### [PROBLEM DESCRIPTION]
Line count for the string "Students": give the number of lines in the data below that contain it, and nothing more.

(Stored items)
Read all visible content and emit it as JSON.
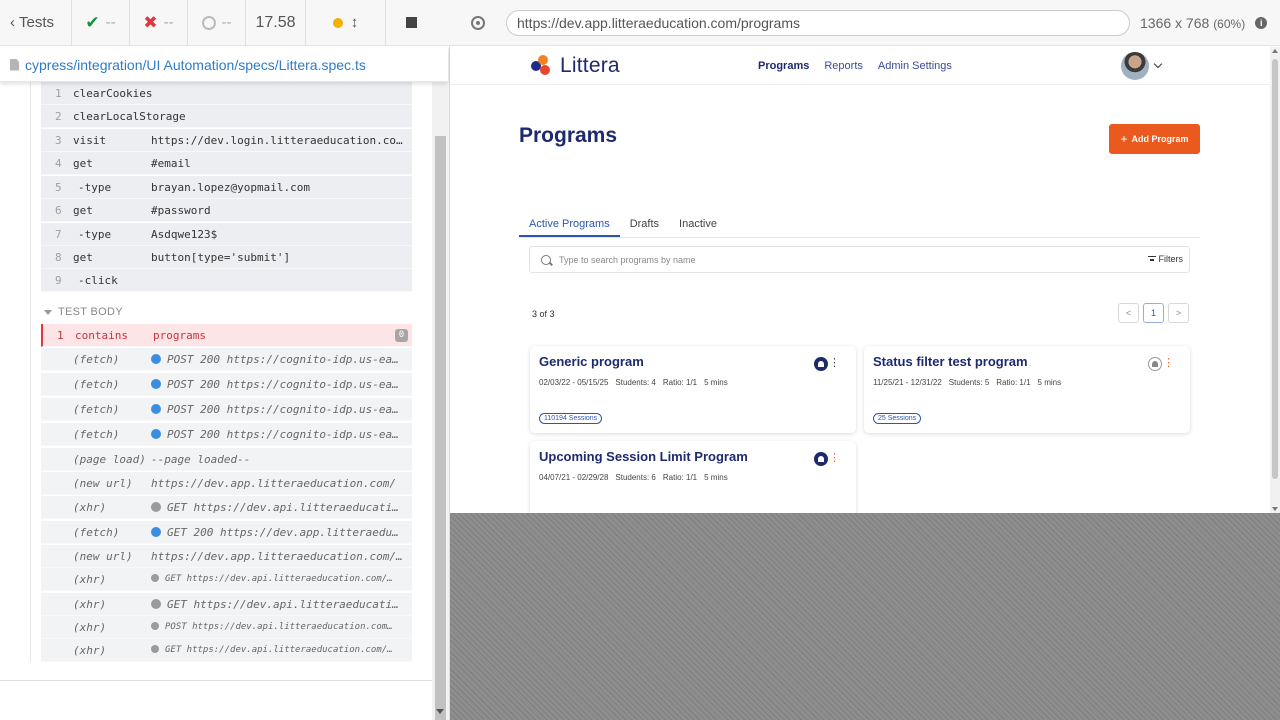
{
  "reporter": {
    "tests_label": "Tests",
    "passed": "--",
    "failed": "--",
    "pending": "--",
    "duration": "17.58",
    "spec_path": "cypress/integration/UI Automation/specs/Littera.spec.ts",
    "test_body_label": "TEST BODY",
    "before_commands": [
      {
        "num": "1",
        "name": "clearCookies",
        "msg": ""
      },
      {
        "num": "2",
        "name": "clearLocalStorage",
        "msg": ""
      },
      {
        "num": "3",
        "name": "visit",
        "msg": "https://dev.login.litteraeducation.co…"
      },
      {
        "num": "4",
        "name": "get",
        "msg": "#email"
      },
      {
        "num": "5",
        "name": "-type",
        "msg": "brayan.lopez@yopmail.com"
      },
      {
        "num": "6",
        "name": "get",
        "msg": "#password"
      },
      {
        "num": "7",
        "name": "-type",
        "msg": "Asdqwe123$"
      },
      {
        "num": "8",
        "name": "get",
        "msg": "button[type='submit']"
      },
      {
        "num": "9",
        "name": "-click",
        "msg": ""
      }
    ],
    "body_commands": [
      {
        "num": "1",
        "name": "contains",
        "msg": "programs",
        "badge": "0"
      },
      {
        "name": "(fetch)",
        "msg": "POST 200 https://cognito-idp.us-ea…"
      },
      {
        "name": "(fetch)",
        "msg": "POST 200 https://cognito-idp.us-ea…"
      },
      {
        "name": "(fetch)",
        "msg": "POST 200 https://cognito-idp.us-ea…"
      },
      {
        "name": "(fetch)",
        "msg": "POST 200 https://cognito-idp.us-ea…"
      },
      {
        "name": "(page load)",
        "msg": "--page loaded--"
      },
      {
        "name": "(new url)",
        "msg": "https://dev.app.litteraeducation.com/"
      },
      {
        "name": "(xhr)",
        "msg": "GET https://dev.api.litteraeducati…"
      },
      {
        "name": "(fetch)",
        "msg": "GET 200 https://dev.app.litteraedu…"
      },
      {
        "name": "(new url)",
        "msg": "https://dev.app.litteraeducation.com/…"
      },
      {
        "name": "(xhr)",
        "msg": "GET https://dev.api.litteraeducation.com/…"
      },
      {
        "name": "(xhr)",
        "msg": "GET https://dev.api.litteraeducati…"
      },
      {
        "name": "(xhr)",
        "msg": "POST https://dev.api.litteraeducation.com…"
      },
      {
        "name": "(xhr)",
        "msg": "GET https://dev.api.litteraeducation.com/…"
      }
    ]
  },
  "aut": {
    "url": "https://dev.app.litteraeducation.com/programs",
    "viewport": "1366 x 768",
    "scale": "(60%)"
  },
  "app": {
    "logo_text": "Littera",
    "nav": [
      "Programs",
      "Reports",
      "Admin Settings"
    ],
    "page_title": "Programs",
    "add_button": "Add Program",
    "tabs": [
      "Active Programs",
      "Drafts",
      "Inactive"
    ],
    "search_placeholder": "Type to search programs by name",
    "filters_label": "Filters",
    "count_text": "3 of 3",
    "pager": {
      "prev": "<",
      "current": "1",
      "next": ">"
    },
    "programs": [
      {
        "title": "Generic program",
        "dates": "02/03/22 - 05/15/25",
        "students": "Students: 4",
        "ratio": "Ratio: 1/1",
        "duration": "5 mins",
        "sessions": "110194 Sessions"
      },
      {
        "title": "Status filter test program",
        "dates": "11/25/21 - 12/31/22",
        "students": "Students: 5",
        "ratio": "Ratio: 1/1",
        "duration": "5 mins",
        "sessions": "25 Sessions"
      },
      {
        "title": "Upcoming Session Limit Program",
        "dates": "04/07/21 - 02/29/28",
        "students": "Students: 6",
        "ratio": "Ratio: 1/1",
        "duration": "5 mins",
        "sessions": ""
      }
    ]
  },
  "colors": {
    "accent": "#ea5a1e",
    "brand": "#1d2a6e",
    "link": "#2b56b6",
    "fail": "#e0383e",
    "pass": "#1a8f3d"
  }
}
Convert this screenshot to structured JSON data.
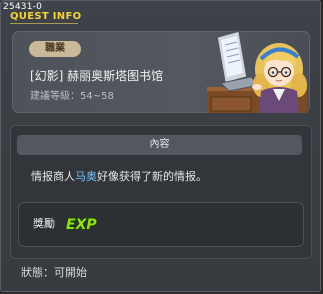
{
  "window": {
    "quest_id": "25431-0",
    "title": "QUEST INFO"
  },
  "header": {
    "job_badge": "職業",
    "quest_name": "[幻影] 赫丽奥斯塔图书馆",
    "level_requirement": "建議等級：54~58"
  },
  "content": {
    "section_title": "內容",
    "description_before": "情报商人",
    "description_highlight": "马奥",
    "description_after": "好像获得了新的情报。"
  },
  "reward": {
    "label": "獎勵",
    "exp_text": "EXP"
  },
  "status": {
    "text": "狀態：可開始"
  },
  "colors": {
    "title": "#f2d43a",
    "highlight_name": "#72c7ff",
    "exp_fill": "#8fe21b"
  }
}
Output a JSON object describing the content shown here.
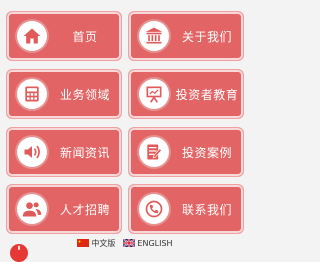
{
  "menu": {
    "items": [
      {
        "id": "home",
        "label": "首页",
        "icon": "home-icon"
      },
      {
        "id": "about",
        "label": "关于我们",
        "icon": "building-icon"
      },
      {
        "id": "business",
        "label": "业务领域",
        "icon": "calculator-icon"
      },
      {
        "id": "education",
        "label": "投资者教育",
        "icon": "presentation-board-icon"
      },
      {
        "id": "news",
        "label": "新闻资讯",
        "icon": "speaker-icon"
      },
      {
        "id": "cases",
        "label": "投资案例",
        "icon": "document-edit-icon"
      },
      {
        "id": "careers",
        "label": "人才招聘",
        "icon": "users-icon"
      },
      {
        "id": "contact",
        "label": "联系我们",
        "icon": "phone-icon"
      }
    ]
  },
  "language": {
    "chinese_label": "中文版",
    "english_label": "ENGLISH"
  },
  "colors": {
    "tile": "#e26464",
    "tile_border": "#f0a0a0",
    "icon_fg": "#e05a5a",
    "background": "#f3f3f3"
  }
}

### [REPLY TO THE EXERCISE]
3